Men and women experience diurnal changes in the sex hormone testosterone, with these changes being more pronounced in males. Variations in female estrogen occur more dramatically over the menstrual cycle with the highest levels occurring during the ovulation phase (about mid-way through the 28-day cycle). Testosterone and estrogen are essential mediators of cognitive functions like attention, memory, and spatial ability.

So how can knowledge of hormonal cycles inform our writing? Let’s take a look at the graph. In the morning, levels of melatonin are declining, testosterone is high, and cortisol is low. Melatonin is thought to have nootropic effects (i.e., cognitive and creativity enhancing properties) so it would make sense that if you wrote early in the morning or before bed, your writing might benefit from the physiologic effects.

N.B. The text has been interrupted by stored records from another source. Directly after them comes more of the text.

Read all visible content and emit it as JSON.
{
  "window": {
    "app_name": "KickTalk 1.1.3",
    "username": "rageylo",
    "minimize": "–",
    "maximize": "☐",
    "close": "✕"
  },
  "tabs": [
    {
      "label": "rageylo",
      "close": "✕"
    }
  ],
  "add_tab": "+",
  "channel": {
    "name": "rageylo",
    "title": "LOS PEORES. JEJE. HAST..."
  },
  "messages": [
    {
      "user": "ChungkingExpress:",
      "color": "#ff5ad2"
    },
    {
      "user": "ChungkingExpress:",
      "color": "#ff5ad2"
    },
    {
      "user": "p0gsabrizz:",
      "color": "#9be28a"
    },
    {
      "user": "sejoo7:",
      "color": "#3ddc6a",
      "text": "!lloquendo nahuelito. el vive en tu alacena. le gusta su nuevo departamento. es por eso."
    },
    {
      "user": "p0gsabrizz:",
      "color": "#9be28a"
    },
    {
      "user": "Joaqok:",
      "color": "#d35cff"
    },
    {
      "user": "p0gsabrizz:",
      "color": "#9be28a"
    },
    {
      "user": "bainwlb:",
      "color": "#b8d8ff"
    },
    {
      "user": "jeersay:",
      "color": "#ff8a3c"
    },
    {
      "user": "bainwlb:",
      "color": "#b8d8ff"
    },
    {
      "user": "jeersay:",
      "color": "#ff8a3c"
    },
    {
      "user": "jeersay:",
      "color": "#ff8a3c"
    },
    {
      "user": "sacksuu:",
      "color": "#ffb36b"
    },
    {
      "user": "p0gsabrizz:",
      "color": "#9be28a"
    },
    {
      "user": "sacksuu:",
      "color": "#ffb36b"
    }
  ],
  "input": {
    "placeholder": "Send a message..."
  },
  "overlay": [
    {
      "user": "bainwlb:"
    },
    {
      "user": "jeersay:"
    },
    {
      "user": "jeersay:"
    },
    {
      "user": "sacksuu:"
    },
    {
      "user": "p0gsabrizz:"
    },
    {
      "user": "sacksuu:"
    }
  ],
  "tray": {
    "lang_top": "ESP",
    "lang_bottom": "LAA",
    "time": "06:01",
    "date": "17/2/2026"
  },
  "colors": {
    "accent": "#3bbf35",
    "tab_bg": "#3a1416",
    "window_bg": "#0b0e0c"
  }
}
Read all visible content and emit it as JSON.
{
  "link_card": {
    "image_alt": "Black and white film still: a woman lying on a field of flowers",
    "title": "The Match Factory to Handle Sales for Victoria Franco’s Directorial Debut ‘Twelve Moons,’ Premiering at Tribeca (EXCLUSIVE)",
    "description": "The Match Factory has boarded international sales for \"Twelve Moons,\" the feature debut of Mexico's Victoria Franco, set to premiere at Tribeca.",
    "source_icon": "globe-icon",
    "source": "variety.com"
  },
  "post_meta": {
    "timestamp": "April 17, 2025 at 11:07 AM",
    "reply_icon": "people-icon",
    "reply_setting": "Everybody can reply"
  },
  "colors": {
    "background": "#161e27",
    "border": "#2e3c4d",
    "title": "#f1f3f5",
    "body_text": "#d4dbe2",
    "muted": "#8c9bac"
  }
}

Higher testosterone levels are associated with arousal, alertness and increased goal-directed behaviors. As such, morning may be an optimal time for writing as the nootropic effects of melatonin may be augmented by the motivating properties of testosterone (Not to mention the added potential of a morning cup of Joe!).  Cortisol levels peak in the morning and fall during the day. In healthy individuals, not under chronic stress, elevated morning cortisol may cause an increased sense of activeness, alertness, and positive affective state.

So in summary:

  Melatonin Cortisol Testosterone Summary
Morning High (Falling) High High High melatonin promotes creativity, while testosterone promotes focus. Elevated cortisol in the AM may be associated with a positive affective state; however, chronically elevated levels are associated with an impaired cognitive function. Hormonally, probably the best time to write
Midday Low Low (Falling) Low Melatonin levels are lowest, cortisol is low, and testosterone is falling. Hormonally, probably the worst time to write. Likely a good time for tasks like revision, proofreading.
Night High (Rising) Lowest Lowest Melatonin levels are on the rise, but testosterone levels and cortisol are at their lowest. A good time to be creative, but try not to fall asleep at the computer.